ASTRID VELLA is not a new name when it comes to the protection of Malta’s urban and rural heritage. She speaks to OUTLOOK about the main objectives that the team at Flimkien ghal Ambjent Ahjar work so hard to achieve.
As a key player within the environmental NGO Flimkien ghal Ambjent Ahjar (FAA), Astrid Vella has become a well know name in the environmental protection scene. Together with the FAA team Ms Vella forms part of Malta’s increasingly influential NGOs with the primary objective of safeguarding Malta’s priceless urban and natural heritage.
“It is certainly a challenging, yet also a very rewarding task,” she explains as she begins to describe the organisation’s role. “Since we were established I would say that we have had to work hard on three main fronts – firstly, we needed to convince people that they can bring about change themselves.
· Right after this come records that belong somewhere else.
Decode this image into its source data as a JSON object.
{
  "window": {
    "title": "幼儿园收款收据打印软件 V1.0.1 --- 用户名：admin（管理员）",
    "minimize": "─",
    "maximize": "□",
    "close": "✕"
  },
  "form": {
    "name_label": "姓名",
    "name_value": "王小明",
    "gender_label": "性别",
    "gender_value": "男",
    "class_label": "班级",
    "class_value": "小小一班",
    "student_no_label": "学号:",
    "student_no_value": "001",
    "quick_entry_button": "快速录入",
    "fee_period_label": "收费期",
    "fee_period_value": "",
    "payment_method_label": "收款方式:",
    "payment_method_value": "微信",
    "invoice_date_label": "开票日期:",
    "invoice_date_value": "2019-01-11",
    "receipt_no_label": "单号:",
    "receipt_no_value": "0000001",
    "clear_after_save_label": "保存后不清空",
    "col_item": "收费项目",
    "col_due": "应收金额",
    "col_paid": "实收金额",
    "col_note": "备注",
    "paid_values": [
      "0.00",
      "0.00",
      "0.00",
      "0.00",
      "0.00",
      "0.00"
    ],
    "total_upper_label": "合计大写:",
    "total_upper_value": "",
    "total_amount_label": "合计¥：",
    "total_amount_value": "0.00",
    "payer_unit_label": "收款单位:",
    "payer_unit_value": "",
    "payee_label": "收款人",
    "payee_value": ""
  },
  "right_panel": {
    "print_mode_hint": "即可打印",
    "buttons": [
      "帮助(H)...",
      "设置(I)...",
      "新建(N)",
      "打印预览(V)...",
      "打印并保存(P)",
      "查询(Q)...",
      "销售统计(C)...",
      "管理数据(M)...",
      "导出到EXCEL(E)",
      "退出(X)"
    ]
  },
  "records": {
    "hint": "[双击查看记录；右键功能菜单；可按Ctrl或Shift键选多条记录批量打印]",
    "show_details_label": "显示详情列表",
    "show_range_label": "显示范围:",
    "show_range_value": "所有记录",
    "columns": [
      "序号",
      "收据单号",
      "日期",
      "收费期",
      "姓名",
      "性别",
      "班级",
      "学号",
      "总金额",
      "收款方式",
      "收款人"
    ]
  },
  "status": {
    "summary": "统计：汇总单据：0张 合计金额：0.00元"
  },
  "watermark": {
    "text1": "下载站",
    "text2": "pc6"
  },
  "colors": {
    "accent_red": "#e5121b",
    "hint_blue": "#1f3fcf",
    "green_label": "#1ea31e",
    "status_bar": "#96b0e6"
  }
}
Traditionally, civil society has never felt empowered to bring about change when it came to environmental protection.”
“Secondly, way back when we started off as an NGO it was also a challenge to secure access to certain information and reports,” she explains, “but with great insistence and through the Aarhus Convention we managed to pressure that files and reports became more accessible and available to the public.”
She continues to explain that a third challenge that the team has faced throughout the years was actually establishing a more accurate public perception of the organisation itself. “We have had to work hard to dispelling the controversial image of FAA that some sections of the media labeled us with,” she states. “FAA is against abuse of any kind and is supportive of development that is well designed and integrated with its context. For example, FAA runs an annual award for architecture students and is creating a website to showcase Malta’s history, art, architecture and culture for students.”
Yet while the FAA is certainly kept extremely busy in its quest to ensure adequate levels of protection for Malta’s urban and natural heritage, Ms Vella is also of the opinion that the Maltese public, who have such an important role to play in this regard, still do not have a good level of understanding and appreciation of the country’s heritage and their own role in protecting it.
“Malta has been a colony since the time of the Phoenicians and no occupying force has ever had an interest in promoting pride in Malta’s heritage. At the same time, the Maltese public did not identify with these sites or take ownership of their protection,” she explains. “This culture is not something that can be turned around in just one generation.
Nevertheless, education and awareness raising initiatives will certainly bring about the required culture change, with time. In this respect, Ms Vella would like to see the use of “more creative methods to impart Malta’s history to our students.”
“A nation that does not know its history does not know itself,” she says. “That is why FAA is dedicating significant funds and energy to the creation of a website on Malta’s history and culture using a medium that students identify with.”
FAA is, of course, not the only organisation with the protection of Malta’s urban and natural environment at heart.
“FAA tries to monitor applications affecting heritage and today finds cooperation from MEPA officials.” explains Ms Vella. “When it comes to collaboration with heritage groups like ours, MEPA - as the guardian of the Aarhus Convention - has undertaken to provide support to environmental organisations. We hope that the Environment Fund will further strength and further this support which we need.”
Bearing in mind that the environment has been topping the list of the Government’s priorities in recent years, FAA will certainly be kept busy complementing the objective of securing high levels of protection for the environment.
As Ms Vella explains, “In the short term, FAA seeks to help steer the Hondoq project to a positive MEPA decision, that will allow it to be converted to a National Park on the lines of the proposals submitted by our architecture students.”
“In the medium term, FAA will be continuing its programme of raising awareness and will be working to launch its heritage website,” she continues. “In the long term, FAA hopes that the protection of Malta’s heritage and environment will be established on such a sound footing that FAA will no longer have to act as a guard dog!”
Ms Vella concludes “Recording all the important aspects of Malta’s history, art, architecture and culture is very demanding and we take this opportunity to invite anyone who might be interested in helping our organisation to develop this heritage website to email FAA on firstname.lastname@example.org